RECORDS TO USE:
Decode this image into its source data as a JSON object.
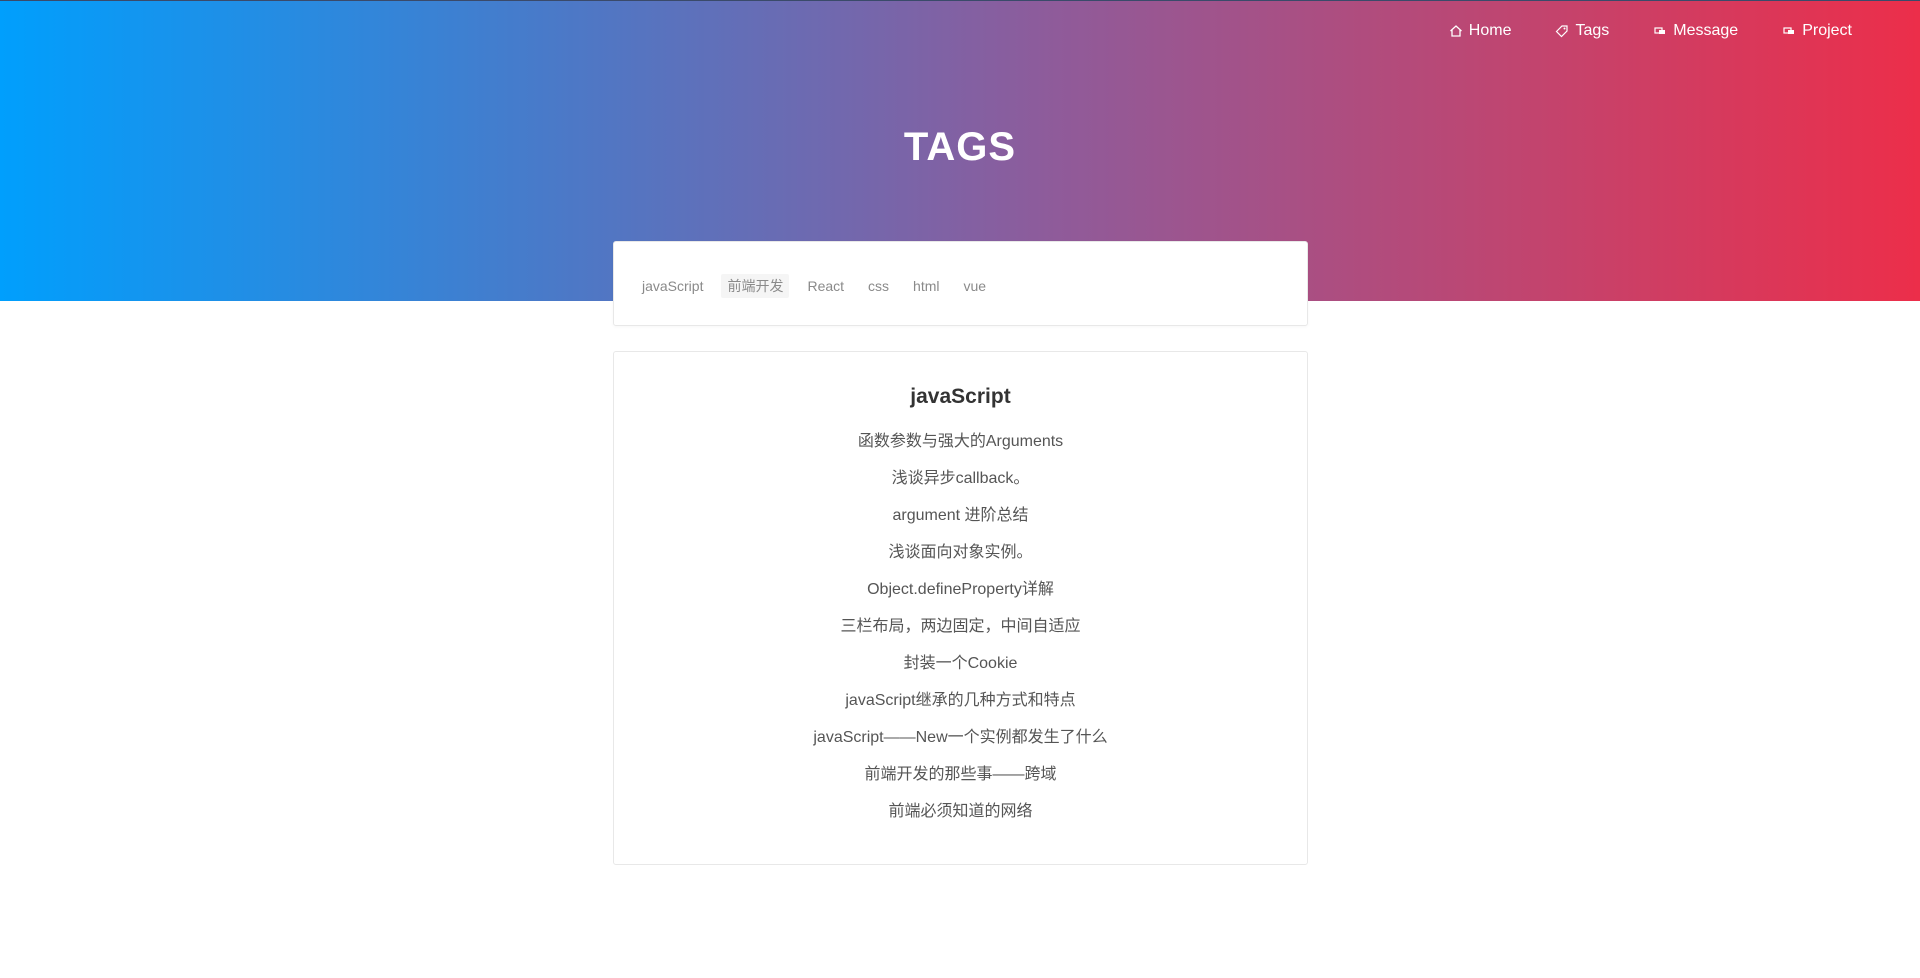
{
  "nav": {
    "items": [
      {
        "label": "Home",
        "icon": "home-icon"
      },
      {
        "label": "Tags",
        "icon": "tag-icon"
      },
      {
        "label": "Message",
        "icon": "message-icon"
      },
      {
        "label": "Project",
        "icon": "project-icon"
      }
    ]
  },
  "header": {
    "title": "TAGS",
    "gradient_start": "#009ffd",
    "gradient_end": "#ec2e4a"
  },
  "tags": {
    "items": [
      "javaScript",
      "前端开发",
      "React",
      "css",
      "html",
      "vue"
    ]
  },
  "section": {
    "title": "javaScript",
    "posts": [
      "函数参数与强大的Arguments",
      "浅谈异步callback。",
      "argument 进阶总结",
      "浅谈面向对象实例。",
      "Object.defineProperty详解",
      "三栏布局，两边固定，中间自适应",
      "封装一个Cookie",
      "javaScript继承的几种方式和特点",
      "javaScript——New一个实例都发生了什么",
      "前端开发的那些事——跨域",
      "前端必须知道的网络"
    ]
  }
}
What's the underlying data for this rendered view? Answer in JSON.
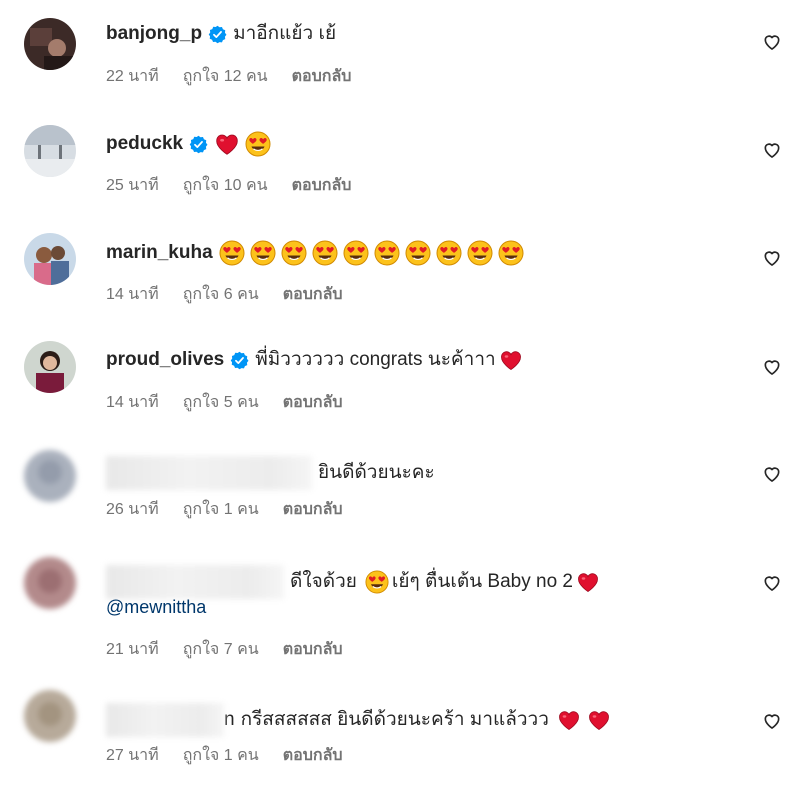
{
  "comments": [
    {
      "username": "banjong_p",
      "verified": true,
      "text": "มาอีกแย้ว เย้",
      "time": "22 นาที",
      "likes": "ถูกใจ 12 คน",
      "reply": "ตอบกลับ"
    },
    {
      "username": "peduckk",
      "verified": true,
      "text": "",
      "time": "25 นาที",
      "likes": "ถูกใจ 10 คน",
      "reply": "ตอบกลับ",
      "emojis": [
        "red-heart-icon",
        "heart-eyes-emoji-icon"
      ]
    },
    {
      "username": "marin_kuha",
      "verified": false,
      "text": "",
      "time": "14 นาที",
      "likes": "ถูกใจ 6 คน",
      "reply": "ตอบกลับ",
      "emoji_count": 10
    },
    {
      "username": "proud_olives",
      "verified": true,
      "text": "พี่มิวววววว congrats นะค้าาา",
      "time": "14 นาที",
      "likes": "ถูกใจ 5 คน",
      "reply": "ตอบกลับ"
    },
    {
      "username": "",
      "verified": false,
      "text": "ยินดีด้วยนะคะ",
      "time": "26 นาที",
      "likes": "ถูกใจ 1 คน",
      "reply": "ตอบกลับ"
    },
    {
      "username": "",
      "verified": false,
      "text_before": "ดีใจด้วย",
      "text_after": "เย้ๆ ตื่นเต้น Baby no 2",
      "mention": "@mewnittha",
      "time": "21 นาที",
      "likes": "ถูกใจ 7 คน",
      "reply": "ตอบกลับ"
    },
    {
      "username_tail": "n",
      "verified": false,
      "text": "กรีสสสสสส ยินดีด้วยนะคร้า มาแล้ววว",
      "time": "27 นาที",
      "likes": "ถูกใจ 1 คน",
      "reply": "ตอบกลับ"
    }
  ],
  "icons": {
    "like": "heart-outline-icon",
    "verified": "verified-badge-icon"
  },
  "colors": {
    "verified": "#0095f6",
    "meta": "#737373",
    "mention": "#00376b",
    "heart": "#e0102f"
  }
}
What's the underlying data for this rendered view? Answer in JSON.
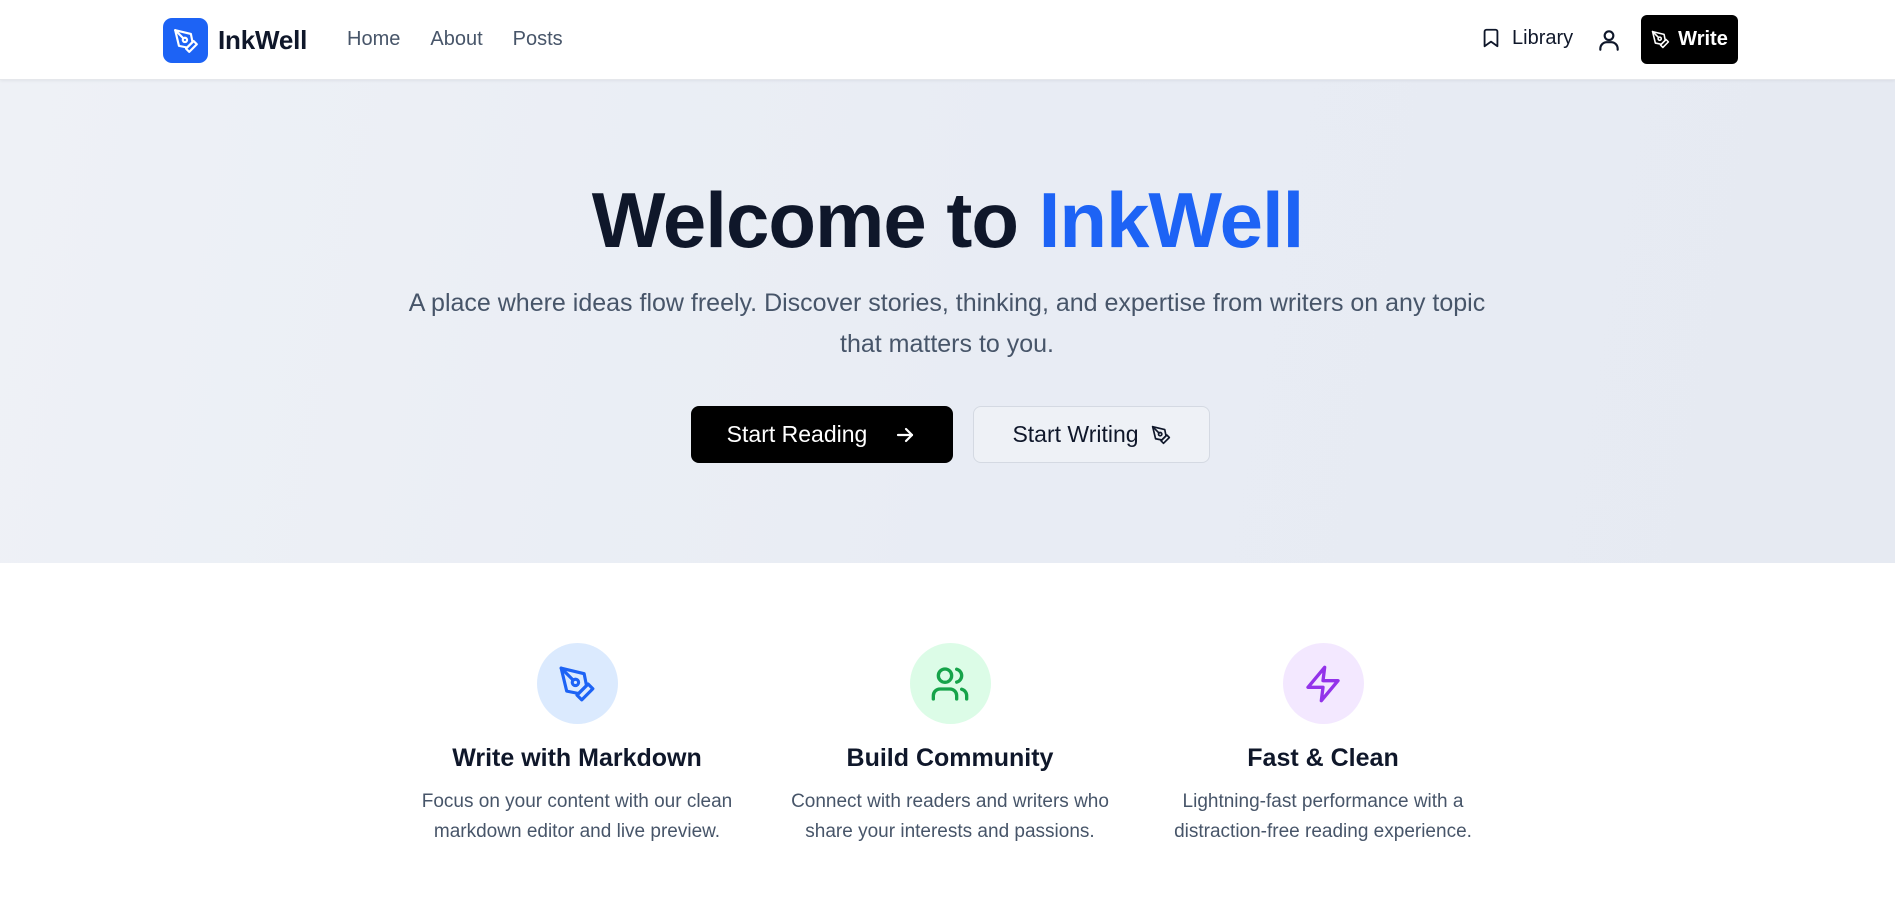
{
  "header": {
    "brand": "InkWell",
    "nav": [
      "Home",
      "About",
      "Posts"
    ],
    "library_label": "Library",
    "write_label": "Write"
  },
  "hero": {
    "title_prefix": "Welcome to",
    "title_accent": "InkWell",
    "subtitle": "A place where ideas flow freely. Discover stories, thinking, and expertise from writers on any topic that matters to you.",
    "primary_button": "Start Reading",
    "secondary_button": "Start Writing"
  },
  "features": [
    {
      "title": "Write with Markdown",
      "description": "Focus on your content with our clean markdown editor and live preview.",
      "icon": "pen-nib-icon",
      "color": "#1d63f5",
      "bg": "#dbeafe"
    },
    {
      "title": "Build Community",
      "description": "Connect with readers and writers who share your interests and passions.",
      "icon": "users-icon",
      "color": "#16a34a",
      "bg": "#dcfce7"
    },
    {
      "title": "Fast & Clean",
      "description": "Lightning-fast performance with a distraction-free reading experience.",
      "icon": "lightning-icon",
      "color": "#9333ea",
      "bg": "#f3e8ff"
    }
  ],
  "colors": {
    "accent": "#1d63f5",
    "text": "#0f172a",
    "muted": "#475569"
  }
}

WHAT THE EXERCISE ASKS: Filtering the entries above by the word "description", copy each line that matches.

WRITTEN SOLUTION:
      "description": "Focus on your content with our clean markdown editor and live preview.",
      "description": "Connect with readers and writers who share your interests and passions.",
      "description": "Lightning-fast performance with a distraction-free reading experience.",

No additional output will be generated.